The percentage of lenders who are forced to take possession of a foreclosed property compared to initial notices of default and notices of sale, for example, can be an indication of a market’s strength or weakness.
The percentage of real estate-owned (REO) filings RealtyTrac reported for California in June was only about 11 percent — suggesting that lenders only end up taking possession of homes in one in 10 foreclosure filings. About 71 percent of foreclosure filings in California were notices of default, and only 18 percent were notice of trustee sales — an indication that the market is strong enough for borrowers to refinance their debt or engage in workouts or short sales with lenders.
In Ohio, however, REO filings made up about 34 percent of total foreclosure filings, suggesting that lenders were having less success in conducting workouts with borrowers or auctioning properties off.
Sharga said the ability to look at unique households will also allow RealtyTrac to report the average number of foreclosure filings per property. That will provide another useful clue as to what’s happening to homes that enter the foreclosure process.

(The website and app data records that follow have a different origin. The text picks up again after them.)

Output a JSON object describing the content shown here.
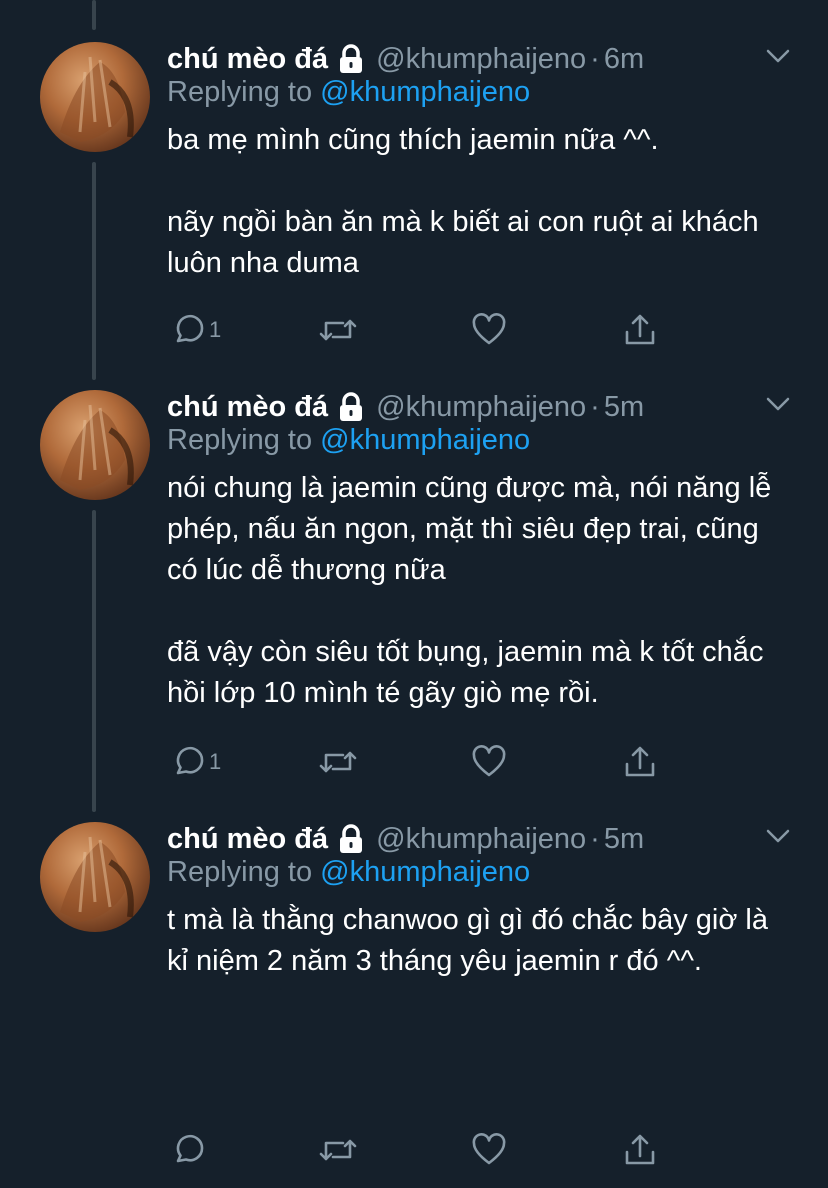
{
  "colors": {
    "background": "#15202b",
    "text_primary": "#ffffff",
    "text_secondary": "#8899a6",
    "accent": "#1da1f2",
    "thread_line": "#38444d"
  },
  "tweets": [
    {
      "name": "chú mèo đá",
      "lock_icon": "lock-icon",
      "handle": "@khumphaijeno",
      "separator": "·",
      "time": "6m",
      "replying_prefix": "Replying to",
      "replying_to": "@khumphaijeno",
      "text": "ba mẹ mình cũng thích jaemin nữa ^^.\n\nnãy ngồi bàn ăn mà k biết ai con ruột ai khách luôn nha duma",
      "reply_count": "1",
      "icons": [
        "reply-icon",
        "retweet-icon",
        "like-icon",
        "share-icon"
      ]
    },
    {
      "name": "chú mèo đá",
      "lock_icon": "lock-icon",
      "handle": "@khumphaijeno",
      "separator": "·",
      "time": "5m",
      "replying_prefix": "Replying to",
      "replying_to": "@khumphaijeno",
      "text": "nói chung là jaemin cũng được mà, nói năng lễ phép, nấu ăn ngon, mặt thì siêu đẹp trai, cũng có lúc dễ thương nữa\n\nđã vậy còn siêu tốt bụng, jaemin mà k tốt chắc hồi lớp 10 mình té gãy giò mẹ rồi.",
      "reply_count": "1",
      "icons": [
        "reply-icon",
        "retweet-icon",
        "like-icon",
        "share-icon"
      ]
    },
    {
      "name": "chú mèo đá",
      "lock_icon": "lock-icon",
      "handle": "@khumphaijeno",
      "separator": "·",
      "time": "5m",
      "replying_prefix": "Replying to",
      "replying_to": "@khumphaijeno",
      "text": "t mà là thằng chanwoo gì gì đó chắc bây giờ là kỉ niệm 2 năm 3 tháng yêu jaemin r đó ^^.",
      "reply_count": "",
      "icons": [
        "reply-icon",
        "retweet-icon",
        "like-icon",
        "share-icon"
      ]
    }
  ]
}
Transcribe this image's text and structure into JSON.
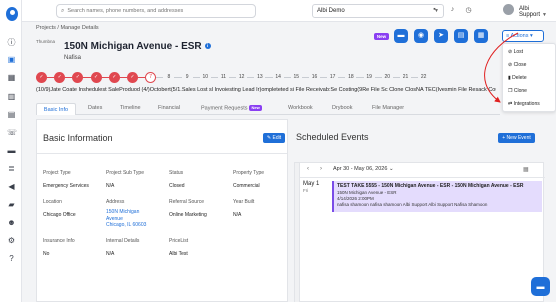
{
  "search": {
    "placeholder": "Search names, phone numbers, and addresses"
  },
  "topbar": {
    "org_name": "Albi Demo",
    "user_name": "Albi Support"
  },
  "breadcrumb": "Projects / Manage Details",
  "header": {
    "image_alt": "Thumbna",
    "title": "150N Michigan Avenue - ESR",
    "subtitle": "Nafisa",
    "new_badge": "New",
    "actions_label": "Actions"
  },
  "actions_menu": [
    "Lost",
    "Close",
    "Delete",
    "Clone",
    "Integrations"
  ],
  "stages": {
    "steps": [
      "✓",
      "✓",
      "✓",
      "✓",
      "✓",
      "✓",
      "7",
      "8",
      "9",
      "10",
      "11",
      "12",
      "13",
      "14",
      "15",
      "16",
      "17",
      "18",
      "19",
      "20",
      "21",
      "22"
    ],
    "labels_text": "(10/9)Jate Coate Inshedulest SaleProduod (4/)Octobert(5/1.Sales  Lost  sl Invoiesting Lead Ir)ompleteted si File Receivab:Se Costing(9Re File Sc Clone ClosNA TEC(Ivesmin File Resack Cout Caoliancesleted I Pu"
  },
  "tabs": [
    "Basic Info",
    "Dates",
    "Timeline",
    "Financial",
    "Payment Requests",
    "Workbook",
    "Drybook",
    "File Manager"
  ],
  "tab_new": "New",
  "basic_info": {
    "title": "Basic Information",
    "edit_label": "Edit",
    "fields": {
      "project_type": {
        "label": "Project Type",
        "value": "Emergency Services"
      },
      "project_sub_type": {
        "label": "Project Sub Type",
        "value": "N/A"
      },
      "status": {
        "label": "Status",
        "value": "Closed"
      },
      "property_type": {
        "label": "Property Type",
        "value": "Commercial"
      },
      "location": {
        "label": "Location",
        "value": "Chicago Office"
      },
      "address": {
        "label": "Address",
        "line1": "150N Michigan",
        "line2": "Avenue",
        "line3": "Chicago, IL 60603"
      },
      "referral_source": {
        "label": "Referral Source",
        "value": "Online Marketing"
      },
      "year_built": {
        "label": "Year Built",
        "value": "N/A"
      },
      "insurance_info": {
        "label": "Insurance Info",
        "value": "No"
      },
      "internal_details": {
        "label": "Internal Details",
        "value": "N/A"
      },
      "pricelist": {
        "label": "PriceList",
        "value": "Albi Test"
      }
    }
  },
  "scheduled_events": {
    "title": "Scheduled Events",
    "new_event_label": "+ New Event",
    "range": "Apr 30 - May 06, 2026",
    "day": "May 1",
    "dow": "Fri",
    "event": {
      "title": "TEST TAKE 5555 - 150N Michigan Avenue - ESR - 150N Michigan Avenue - ESR",
      "line1": "150N Michigan Avenue - ESR",
      "line2": "4/14/2026 2:00PM",
      "line3": "nafisa shamoon nafisa shamoon Albi Support Albi Support Nafisa Shamoon"
    }
  },
  "colors": {
    "accent": "#1f6fd8",
    "stage_done": "#e04850",
    "new_badge": "#8a3ff2",
    "event_bg": "#e4dcfd"
  }
}
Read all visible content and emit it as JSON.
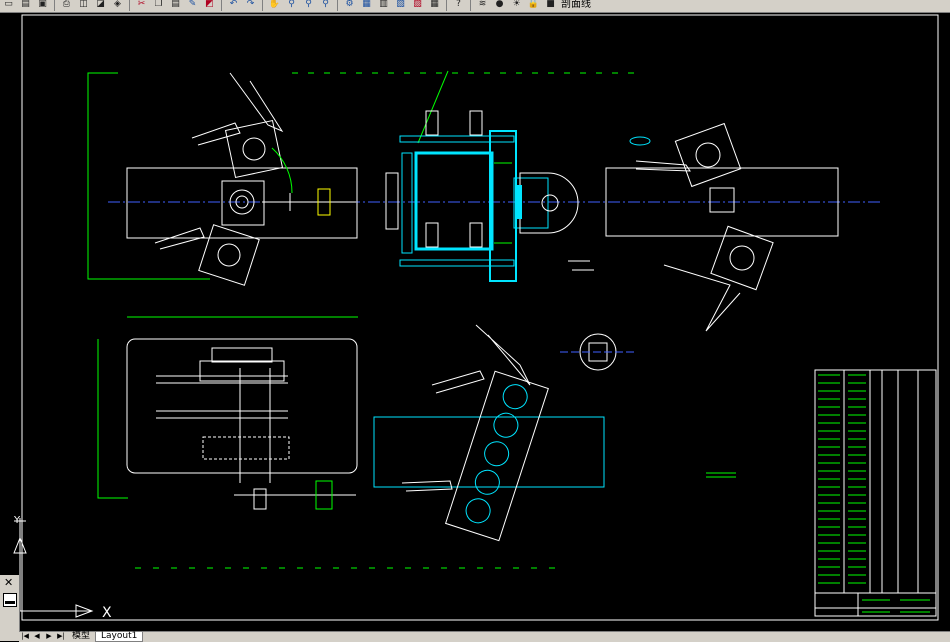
{
  "toolbar": {
    "buttons": [
      {
        "name": "new-icon",
        "glyph": "▭"
      },
      {
        "name": "open-icon",
        "glyph": "▤"
      },
      {
        "name": "save-icon",
        "glyph": "▣"
      },
      {
        "sep": true
      },
      {
        "name": "print-icon",
        "glyph": "⎙"
      },
      {
        "name": "plot-preview-icon",
        "glyph": "◫"
      },
      {
        "name": "publish-icon",
        "glyph": "◪"
      },
      {
        "name": "3d-dwf-icon",
        "glyph": "◈"
      },
      {
        "sep": true
      },
      {
        "name": "cut-icon",
        "glyph": "✂"
      },
      {
        "name": "copy-icon",
        "glyph": "❐"
      },
      {
        "name": "paste-icon",
        "glyph": "▤"
      },
      {
        "name": "match-properties-icon",
        "glyph": "✎"
      },
      {
        "name": "block-editor-icon",
        "glyph": "◩"
      },
      {
        "sep": true
      },
      {
        "name": "undo-icon",
        "glyph": "↶"
      },
      {
        "name": "redo-icon",
        "glyph": "↷"
      },
      {
        "sep": true
      },
      {
        "name": "pan-icon",
        "glyph": "✋"
      },
      {
        "name": "zoom-realtime-icon",
        "glyph": "⚲"
      },
      {
        "name": "zoom-window-icon",
        "glyph": "⚲"
      },
      {
        "name": "zoom-previous-icon",
        "glyph": "⚲"
      },
      {
        "sep": true
      },
      {
        "name": "properties-icon",
        "glyph": "⚙"
      },
      {
        "name": "design-center-icon",
        "glyph": "▦"
      },
      {
        "name": "tool-palettes-icon",
        "glyph": "▥"
      },
      {
        "name": "sheet-set-icon",
        "glyph": "▧"
      },
      {
        "name": "markup-icon",
        "glyph": "▨"
      },
      {
        "name": "quickcalc-icon",
        "glyph": "▦"
      },
      {
        "sep": true
      },
      {
        "name": "help-icon",
        "glyph": "?"
      },
      {
        "sep": true
      },
      {
        "name": "layer-manager-icon",
        "glyph": "≋"
      },
      {
        "name": "layer-on-icon",
        "glyph": "●"
      },
      {
        "name": "layer-sun-icon",
        "glyph": "☀"
      },
      {
        "name": "layer-lock-icon",
        "glyph": "🔒"
      },
      {
        "name": "layer-color-icon",
        "glyph": "■"
      }
    ],
    "layer_name": "剖面线"
  },
  "tabs": {
    "nav": [
      "|◀",
      "◀",
      "▶",
      "▶|"
    ],
    "items": [
      {
        "label": "模型",
        "active": false
      },
      {
        "label": "Layout1",
        "active": true
      }
    ]
  },
  "left_panel": {
    "close": "✕"
  },
  "ucs": {
    "x_label": "X",
    "y_label": "Y"
  },
  "colors": {
    "frame": "#ffffff",
    "cyan": "#00e5ff",
    "green": "#00ff00",
    "yellow": "#ffff00",
    "red": "#ff3030",
    "blue": "#4060ff",
    "magenta": "#ff40ff"
  }
}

“If you are in a state like California, where (most) of the filings are initial notices of default, it would be unusual to see the average number of filings per property get above two,” Sharga said. “But it’s going to be another one of those statistics where you can argue whether a state with a high number of filings, with an average of 2.1 filings per property, is worse off than a state where there are a lower number of filings, but the average is 2.7 filings per property. That’s where the economists come in.”
That’s still a statistic, rather than a historical record of what happens to properties as they move through the foreclosure process. Getting that level of information will require more work on the back end of the database, Sharga said, and resolving the disparities in the ways records are kept at the state and county level.
“You’d think it would be straightforward to track a property all the way through the process, but with more than 3,000 counties, it’s a lot more difficult than it sounds,” Sharga said.